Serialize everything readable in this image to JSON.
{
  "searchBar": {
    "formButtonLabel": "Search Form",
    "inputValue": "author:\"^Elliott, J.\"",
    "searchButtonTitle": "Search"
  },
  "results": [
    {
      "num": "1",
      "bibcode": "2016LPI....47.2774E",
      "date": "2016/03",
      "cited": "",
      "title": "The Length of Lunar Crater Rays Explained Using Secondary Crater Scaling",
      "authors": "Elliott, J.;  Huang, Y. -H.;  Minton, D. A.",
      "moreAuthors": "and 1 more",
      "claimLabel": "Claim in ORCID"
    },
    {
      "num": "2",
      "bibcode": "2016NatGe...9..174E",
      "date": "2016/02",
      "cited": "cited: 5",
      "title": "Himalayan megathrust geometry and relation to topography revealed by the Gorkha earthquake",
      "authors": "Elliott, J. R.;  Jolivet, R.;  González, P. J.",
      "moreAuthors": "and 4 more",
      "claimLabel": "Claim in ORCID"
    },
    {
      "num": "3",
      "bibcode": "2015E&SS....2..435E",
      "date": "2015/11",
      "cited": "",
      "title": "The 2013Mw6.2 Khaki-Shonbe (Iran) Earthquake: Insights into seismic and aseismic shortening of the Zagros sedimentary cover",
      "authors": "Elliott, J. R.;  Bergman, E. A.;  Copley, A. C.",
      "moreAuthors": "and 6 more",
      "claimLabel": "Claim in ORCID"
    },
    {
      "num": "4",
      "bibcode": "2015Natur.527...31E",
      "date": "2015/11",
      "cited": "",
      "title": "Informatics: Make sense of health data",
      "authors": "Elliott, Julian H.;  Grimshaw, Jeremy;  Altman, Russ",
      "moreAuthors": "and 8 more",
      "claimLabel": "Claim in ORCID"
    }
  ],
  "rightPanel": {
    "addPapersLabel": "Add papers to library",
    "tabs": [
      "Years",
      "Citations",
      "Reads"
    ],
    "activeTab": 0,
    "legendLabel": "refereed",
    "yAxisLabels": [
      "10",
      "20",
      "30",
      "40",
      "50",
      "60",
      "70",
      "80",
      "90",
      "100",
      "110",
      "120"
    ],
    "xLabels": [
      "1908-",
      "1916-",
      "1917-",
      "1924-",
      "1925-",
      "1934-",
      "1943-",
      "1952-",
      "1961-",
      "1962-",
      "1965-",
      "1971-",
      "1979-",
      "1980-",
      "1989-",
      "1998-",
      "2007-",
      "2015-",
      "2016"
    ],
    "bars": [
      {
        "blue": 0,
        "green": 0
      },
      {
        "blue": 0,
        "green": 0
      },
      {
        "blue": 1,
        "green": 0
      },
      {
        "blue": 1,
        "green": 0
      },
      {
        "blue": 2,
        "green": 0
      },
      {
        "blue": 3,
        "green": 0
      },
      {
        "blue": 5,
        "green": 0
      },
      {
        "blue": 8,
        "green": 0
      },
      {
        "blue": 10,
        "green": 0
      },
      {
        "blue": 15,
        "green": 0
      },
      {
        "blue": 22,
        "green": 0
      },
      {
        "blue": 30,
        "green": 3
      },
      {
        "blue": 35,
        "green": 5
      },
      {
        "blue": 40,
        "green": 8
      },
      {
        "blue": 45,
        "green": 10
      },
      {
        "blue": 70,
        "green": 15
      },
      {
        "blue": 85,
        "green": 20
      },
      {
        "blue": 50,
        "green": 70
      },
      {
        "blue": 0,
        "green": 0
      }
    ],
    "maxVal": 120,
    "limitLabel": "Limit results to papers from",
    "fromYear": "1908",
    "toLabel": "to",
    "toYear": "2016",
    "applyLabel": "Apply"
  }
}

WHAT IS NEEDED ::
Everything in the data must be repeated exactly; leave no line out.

EXPECTED OUTPUT ::
Serialize everything readable in this image to JSON.
{
  "searchBar": {
    "formButtonLabel": "Search Form",
    "inputValue": "author:\"^Elliott, J.\"",
    "searchButtonTitle": "Search"
  },
  "results": [
    {
      "num": "1",
      "bibcode": "2016LPI....47.2774E",
      "date": "2016/03",
      "cited": "",
      "title": "The Length of Lunar Crater Rays Explained Using Secondary Crater Scaling",
      "authors": "Elliott, J.;  Huang, Y. -H.;  Minton, D. A.",
      "moreAuthors": "and 1 more",
      "claimLabel": "Claim in ORCID"
    },
    {
      "num": "2",
      "bibcode": "2016NatGe...9..174E",
      "date": "2016/02",
      "cited": "cited: 5",
      "title": "Himalayan megathrust geometry and relation to topography revealed by the Gorkha earthquake",
      "authors": "Elliott, J. R.;  Jolivet, R.;  González, P. J.",
      "moreAuthors": "and 4 more",
      "claimLabel": "Claim in ORCID"
    },
    {
      "num": "3",
      "bibcode": "2015E&SS....2..435E",
      "date": "2015/11",
      "cited": "",
      "title": "The 2013Mw6.2 Khaki-Shonbe (Iran) Earthquake: Insights into seismic and aseismic shortening of the Zagros sedimentary cover",
      "authors": "Elliott, J. R.;  Bergman, E. A.;  Copley, A. C.",
      "moreAuthors": "and 6 more",
      "claimLabel": "Claim in ORCID"
    },
    {
      "num": "4",
      "bibcode": "2015Natur.527...31E",
      "date": "2015/11",
      "cited": "",
      "title": "Informatics: Make sense of health data",
      "authors": "Elliott, Julian H.;  Grimshaw, Jeremy;  Altman, Russ",
      "moreAuthors": "and 8 more",
      "claimLabel": "Claim in ORCID"
    }
  ],
  "rightPanel": {
    "addPapersLabel": "Add papers to library",
    "tabs": [
      "Years",
      "Citations",
      "Reads"
    ],
    "activeTab": 0,
    "legendLabel": "refereed",
    "yAxisLabels": [
      "10",
      "20",
      "30",
      "40",
      "50",
      "60",
      "70",
      "80",
      "90",
      "100",
      "110",
      "120"
    ],
    "xLabels": [
      "1908-",
      "1916-",
      "1917-",
      "1924-",
      "1925-",
      "1934-",
      "1943-",
      "1952-",
      "1961-",
      "1962-",
      "1965-",
      "1971-",
      "1979-",
      "1980-",
      "1989-",
      "1998-",
      "2007-",
      "2015-",
      "2016"
    ],
    "bars": [
      {
        "blue": 0,
        "green": 0
      },
      {
        "blue": 0,
        "green": 0
      },
      {
        "blue": 1,
        "green": 0
      },
      {
        "blue": 1,
        "green": 0
      },
      {
        "blue": 2,
        "green": 0
      },
      {
        "blue": 3,
        "green": 0
      },
      {
        "blue": 5,
        "green": 0
      },
      {
        "blue": 8,
        "green": 0
      },
      {
        "blue": 10,
        "green": 0
      },
      {
        "blue": 15,
        "green": 0
      },
      {
        "blue": 22,
        "green": 0
      },
      {
        "blue": 30,
        "green": 3
      },
      {
        "blue": 35,
        "green": 5
      },
      {
        "blue": 40,
        "green": 8
      },
      {
        "blue": 45,
        "green": 10
      },
      {
        "blue": 70,
        "green": 15
      },
      {
        "blue": 85,
        "green": 20
      },
      {
        "blue": 50,
        "green": 70
      },
      {
        "blue": 0,
        "green": 0
      }
    ],
    "maxVal": 120,
    "limitLabel": "Limit results to papers from",
    "fromYear": "1908",
    "toLabel": "to",
    "toYear": "2016",
    "applyLabel": "Apply"
  }
}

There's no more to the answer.